What the task requires:
Print the data that follows again, keeping every line exact.

+++ Given records +++

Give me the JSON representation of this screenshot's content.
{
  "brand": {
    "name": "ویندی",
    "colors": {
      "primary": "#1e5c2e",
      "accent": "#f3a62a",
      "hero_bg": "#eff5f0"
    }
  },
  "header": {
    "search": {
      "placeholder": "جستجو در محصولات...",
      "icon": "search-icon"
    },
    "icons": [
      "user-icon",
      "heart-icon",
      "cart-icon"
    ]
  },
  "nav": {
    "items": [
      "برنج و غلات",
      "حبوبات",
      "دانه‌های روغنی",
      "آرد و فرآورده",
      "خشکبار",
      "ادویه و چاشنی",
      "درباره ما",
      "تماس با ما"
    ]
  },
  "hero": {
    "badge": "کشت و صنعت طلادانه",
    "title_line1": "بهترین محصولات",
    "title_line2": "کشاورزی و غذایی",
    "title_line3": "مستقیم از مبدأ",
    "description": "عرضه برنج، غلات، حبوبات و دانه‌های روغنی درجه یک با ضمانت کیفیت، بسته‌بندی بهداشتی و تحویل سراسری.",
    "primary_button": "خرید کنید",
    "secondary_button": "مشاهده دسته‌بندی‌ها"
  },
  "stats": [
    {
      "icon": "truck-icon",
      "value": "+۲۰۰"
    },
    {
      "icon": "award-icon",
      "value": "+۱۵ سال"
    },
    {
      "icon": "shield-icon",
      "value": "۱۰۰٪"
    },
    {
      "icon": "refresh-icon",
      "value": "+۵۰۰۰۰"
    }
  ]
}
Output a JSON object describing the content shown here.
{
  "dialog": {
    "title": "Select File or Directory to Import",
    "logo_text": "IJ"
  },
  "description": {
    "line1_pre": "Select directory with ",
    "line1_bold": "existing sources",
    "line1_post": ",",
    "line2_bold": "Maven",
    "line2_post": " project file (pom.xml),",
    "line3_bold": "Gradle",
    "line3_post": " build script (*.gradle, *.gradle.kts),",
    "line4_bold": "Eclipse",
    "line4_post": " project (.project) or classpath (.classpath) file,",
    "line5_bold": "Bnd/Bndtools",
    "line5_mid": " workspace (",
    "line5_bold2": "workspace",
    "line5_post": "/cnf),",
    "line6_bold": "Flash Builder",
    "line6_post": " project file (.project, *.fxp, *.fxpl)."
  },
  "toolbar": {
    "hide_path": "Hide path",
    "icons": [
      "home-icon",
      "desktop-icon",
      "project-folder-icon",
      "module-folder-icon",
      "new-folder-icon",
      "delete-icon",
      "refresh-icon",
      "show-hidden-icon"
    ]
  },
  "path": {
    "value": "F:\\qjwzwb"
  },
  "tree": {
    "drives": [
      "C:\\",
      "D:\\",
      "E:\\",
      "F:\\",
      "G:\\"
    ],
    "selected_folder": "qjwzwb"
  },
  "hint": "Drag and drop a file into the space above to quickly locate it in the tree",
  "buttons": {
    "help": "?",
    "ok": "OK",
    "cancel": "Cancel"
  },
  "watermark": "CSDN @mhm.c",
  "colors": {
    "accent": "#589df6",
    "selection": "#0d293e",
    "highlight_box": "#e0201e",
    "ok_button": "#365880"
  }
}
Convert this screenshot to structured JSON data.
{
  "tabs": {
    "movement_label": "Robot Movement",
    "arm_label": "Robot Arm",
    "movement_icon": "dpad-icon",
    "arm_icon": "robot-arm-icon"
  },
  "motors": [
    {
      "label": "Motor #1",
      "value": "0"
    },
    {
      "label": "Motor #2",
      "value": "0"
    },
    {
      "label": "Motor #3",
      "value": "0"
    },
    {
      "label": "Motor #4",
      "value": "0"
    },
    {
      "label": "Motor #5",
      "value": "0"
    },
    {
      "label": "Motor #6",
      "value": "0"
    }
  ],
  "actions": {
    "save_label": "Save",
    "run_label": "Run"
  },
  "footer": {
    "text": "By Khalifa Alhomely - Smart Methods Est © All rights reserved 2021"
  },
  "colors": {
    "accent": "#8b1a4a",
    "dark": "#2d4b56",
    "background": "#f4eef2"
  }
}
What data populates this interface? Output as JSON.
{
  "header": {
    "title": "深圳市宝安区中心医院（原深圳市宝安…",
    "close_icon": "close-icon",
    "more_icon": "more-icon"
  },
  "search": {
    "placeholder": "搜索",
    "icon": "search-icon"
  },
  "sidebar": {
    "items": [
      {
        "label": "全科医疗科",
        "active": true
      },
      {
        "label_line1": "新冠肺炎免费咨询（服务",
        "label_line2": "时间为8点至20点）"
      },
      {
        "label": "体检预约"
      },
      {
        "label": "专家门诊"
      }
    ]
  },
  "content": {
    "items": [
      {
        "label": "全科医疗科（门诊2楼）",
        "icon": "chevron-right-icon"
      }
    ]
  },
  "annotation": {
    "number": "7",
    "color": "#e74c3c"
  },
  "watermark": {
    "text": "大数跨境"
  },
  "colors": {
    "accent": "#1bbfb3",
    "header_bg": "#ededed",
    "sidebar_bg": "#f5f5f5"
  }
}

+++

Finished exercise:
Give me the JSON representation of this screenshot's content.
{
  "brand": {
    "name": "ویندی",
    "colors": {
      "primary": "#1e5c2e",
      "accent": "#f3a62a",
      "hero_bg": "#eff5f0"
    }
  },
  "header": {
    "search": {
      "placeholder": "جستجو در محصولات...",
      "icon": "search-icon"
    },
    "icons": [
      "user-icon",
      "heart-icon",
      "cart-icon"
    ]
  },
  "nav": {
    "items": [
      "برنج و غلات",
      "حبوبات",
      "دانه‌های روغنی",
      "آرد و فرآورده",
      "خشکبار",
      "ادویه و چاشنی",
      "درباره ما",
      "تماس با ما"
    ]
  },
  "hero": {
    "badge": "کشت و صنعت طلادانه",
    "title_line1": "بهترین محصولات",
    "title_line2": "کشاورزی و غذایی",
    "title_line3": "مستقیم از مبدأ",
    "description": "عرضه برنج، غلات، حبوبات و دانه‌های روغنی درجه یک با ضمانت کیفیت، بسته‌بندی بهداشتی و تحویل سراسری.",
    "primary_button": "خرید کنید",
    "secondary_button": "مشاهده دسته‌بندی‌ها"
  },
  "stats": [
    {
      "icon": "truck-icon",
      "value": "+۲۰۰"
    },
    {
      "icon": "award-icon",
      "value": "+۱۵ سال"
    },
    {
      "icon": "shield-icon",
      "value": "۱۰۰٪"
    },
    {
      "icon": "refresh-icon",
      "value": "+۵۰۰۰۰"
    }
  ]
}
Output a JSON object describing the content shown here.
{
  "dialog": {
    "title": "Select File or Directory to Import",
    "logo_text": "IJ"
  },
  "description": {
    "line1_pre": "Select directory with ",
    "line1_bold": "existing sources",
    "line1_post": ",",
    "line2_bold": "Maven",
    "line2_post": " project file (pom.xml),",
    "line3_bold": "Gradle",
    "line3_post": " build script (*.gradle, *.gradle.kts),",
    "line4_bold": "Eclipse",
    "line4_post": " project (.project) or classpath (.classpath) file,",
    "line5_bold": "Bnd/Bndtools",
    "line5_mid": " workspace (",
    "line5_bold2": "workspace",
    "line5_post": "/cnf),",
    "line6_bold": "Flash Builder",
    "line6_post": " project file (.project, *.fxp, *.fxpl)."
  },
  "toolbar": {
    "hide_path": "Hide path",
    "icons": [
      "home-icon",
      "desktop-icon",
      "project-folder-icon",
      "module-folder-icon",
      "new-folder-icon",
      "delete-icon",
      "refresh-icon",
      "show-hidden-icon"
    ]
  },
  "path": {
    "value": "F:\\qjwzwb"
  },
  "tree": {
    "drives": [
      "C:\\",
      "D:\\",
      "E:\\",
      "F:\\",
      "G:\\"
    ],
    "selected_folder": "qjwzwb"
  },
  "hint": "Drag and drop a file into the space above to quickly locate it in the tree",
  "buttons": {
    "help": "?",
    "ok": "OK",
    "cancel": "Cancel"
  },
  "watermark": "CSDN @mhm.c",
  "colors": {
    "accent": "#589df6",
    "selection": "#0d293e",
    "highlight_box": "#e0201e",
    "ok_button": "#365880"
  }
}
Convert this screenshot to structured JSON data.
{
  "tabs": {
    "movement_label": "Robot Movement",
    "arm_label": "Robot Arm",
    "movement_icon": "dpad-icon",
    "arm_icon": "robot-arm-icon"
  },
  "motors": [
    {
      "label": "Motor #1",
      "value": "0"
    },
    {
      "label": "Motor #2",
      "value": "0"
    },
    {
      "label": "Motor #3",
      "value": "0"
    },
    {
      "label": "Motor #4",
      "value": "0"
    },
    {
      "label": "Motor #5",
      "value": "0"
    },
    {
      "label": "Motor #6",
      "value": "0"
    }
  ],
  "actions": {
    "save_label": "Save",
    "run_label": "Run"
  },
  "footer": {
    "text": "By Khalifa Alhomely - Smart Methods Est © All rights reserved 2021"
  },
  "colors": {
    "accent": "#8b1a4a",
    "dark": "#2d4b56",
    "background": "#f4eef2"
  }
}
What data populates this interface? Output as JSON.
{
  "header": {
    "title": "深圳市宝安区中心医院（原深圳市宝安…",
    "close_icon": "close-icon",
    "more_icon": "more-icon"
  },
  "search": {
    "placeholder": "搜索",
    "icon": "search-icon"
  },
  "sidebar": {
    "items": [
      {
        "label": "全科医疗科",
        "active": true
      },
      {
        "label_line1": "新冠肺炎免费咨询（服务",
        "label_line2": "时间为8点至20点）"
      },
      {
        "label": "体检预约"
      },
      {
        "label": "专家门诊"
      }
    ]
  },
  "content": {
    "items": [
      {
        "label": "全科医疗科（门诊2楼）",
        "icon": "chevron-right-icon"
      }
    ]
  },
  "annotation": {
    "number": "7",
    "color": "#e74c3c"
  },
  "watermark": {
    "text": "大数跨境"
  },
  "colors": {
    "accent": "#1bbfb3",
    "header_bg": "#ededed",
    "sidebar_bg": "#f5f5f5"
  }
}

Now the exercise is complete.